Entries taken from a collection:

-.-.-

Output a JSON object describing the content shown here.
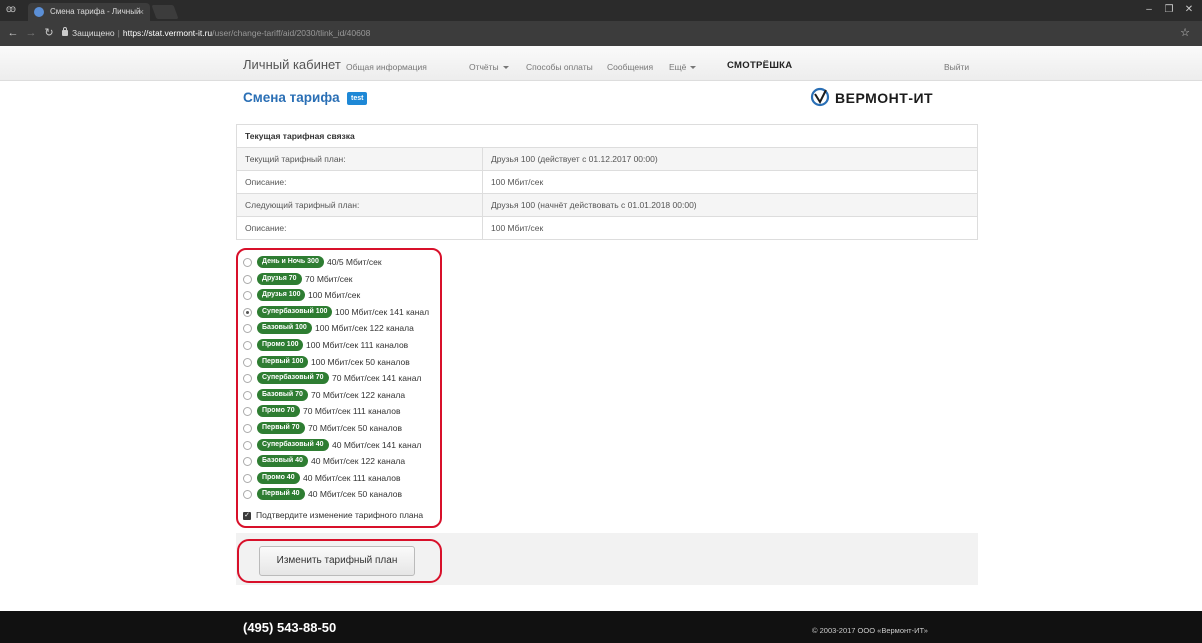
{
  "browser": {
    "tab_title": "Смена тарифа - Личный",
    "tab_close": "×",
    "secure_label": "Защищено",
    "url_scheme_host": "https://stat.vermont-it.ru",
    "url_path": "/user/change-tariff/aid/2030/tlink_id/40608"
  },
  "nav": {
    "brand": "Личный кабинет",
    "links": [
      "Общая информация",
      "Отчёты",
      "Способы оплаты",
      "Сообщения",
      "Ещё"
    ],
    "smotreshka": "СМОТРЁШКА",
    "logout": "Выйти"
  },
  "page": {
    "title": "Смена тарифа",
    "badge": "test",
    "logo_text": "ВЕРМОНТ-ИТ"
  },
  "current": {
    "heading": "Текущая тарифная связка",
    "rows": [
      {
        "label": "Текущий тарифный план:",
        "value": "Друзья 100 (действует с 01.12.2017 00:00)"
      },
      {
        "label": "Описание:",
        "value": "100 Мбит/сек"
      },
      {
        "label": "Следующий тарифный план:",
        "value": "Друзья 100 (начнёт действовать с 01.01.2018 00:00)"
      },
      {
        "label": "Описание:",
        "value": "100 Мбит/сек"
      }
    ]
  },
  "tariffs": [
    {
      "name": "День и Ночь 300",
      "desc": "40/5 Мбит/сек",
      "selected": false
    },
    {
      "name": "Друзья 70",
      "desc": "70 Мбит/сек",
      "selected": false
    },
    {
      "name": "Друзья 100",
      "desc": "100 Мбит/сек",
      "selected": false
    },
    {
      "name": "Супербазовый 100",
      "desc": "100 Мбит/сек 141 канал",
      "selected": true
    },
    {
      "name": "Базовый 100",
      "desc": "100 Мбит/сек 122 канала",
      "selected": false
    },
    {
      "name": "Промо 100",
      "desc": "100 Мбит/сек 111 каналов",
      "selected": false
    },
    {
      "name": "Первый 100",
      "desc": "100 Мбит/сек 50 каналов",
      "selected": false
    },
    {
      "name": "Супербазовый 70",
      "desc": "70 Мбит/сек 141 канал",
      "selected": false
    },
    {
      "name": "Базовый 70",
      "desc": "70 Мбит/сек 122 канала",
      "selected": false
    },
    {
      "name": "Промо 70",
      "desc": "70 Мбит/сек 111 каналов",
      "selected": false
    },
    {
      "name": "Первый 70",
      "desc": "70 Мбит/сек 50 каналов",
      "selected": false
    },
    {
      "name": "Супербазовый 40",
      "desc": "40 Мбит/сек 141 канал",
      "selected": false
    },
    {
      "name": "Базовый 40",
      "desc": "40 Мбит/сек 122 канала",
      "selected": false
    },
    {
      "name": "Промо 40",
      "desc": "40 Мбит/сек 111 каналов",
      "selected": false
    },
    {
      "name": "Первый 40",
      "desc": "40 Мбит/сек 50 каналов",
      "selected": false
    }
  ],
  "confirm_label": "Подтвердите изменение тарифного плана",
  "submit_label": "Изменить тарифный план",
  "footer": {
    "phone": "(495) 543-88-50",
    "copyright": "© 2003-2017 ООО «Вермонт-ИТ»"
  },
  "colors": {
    "label_green": "#2e7d32",
    "title_blue": "#2a6fb5",
    "highlight_red": "#d8102a"
  }
}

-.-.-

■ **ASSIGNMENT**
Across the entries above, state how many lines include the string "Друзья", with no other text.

■ **RESULT BELOW**
4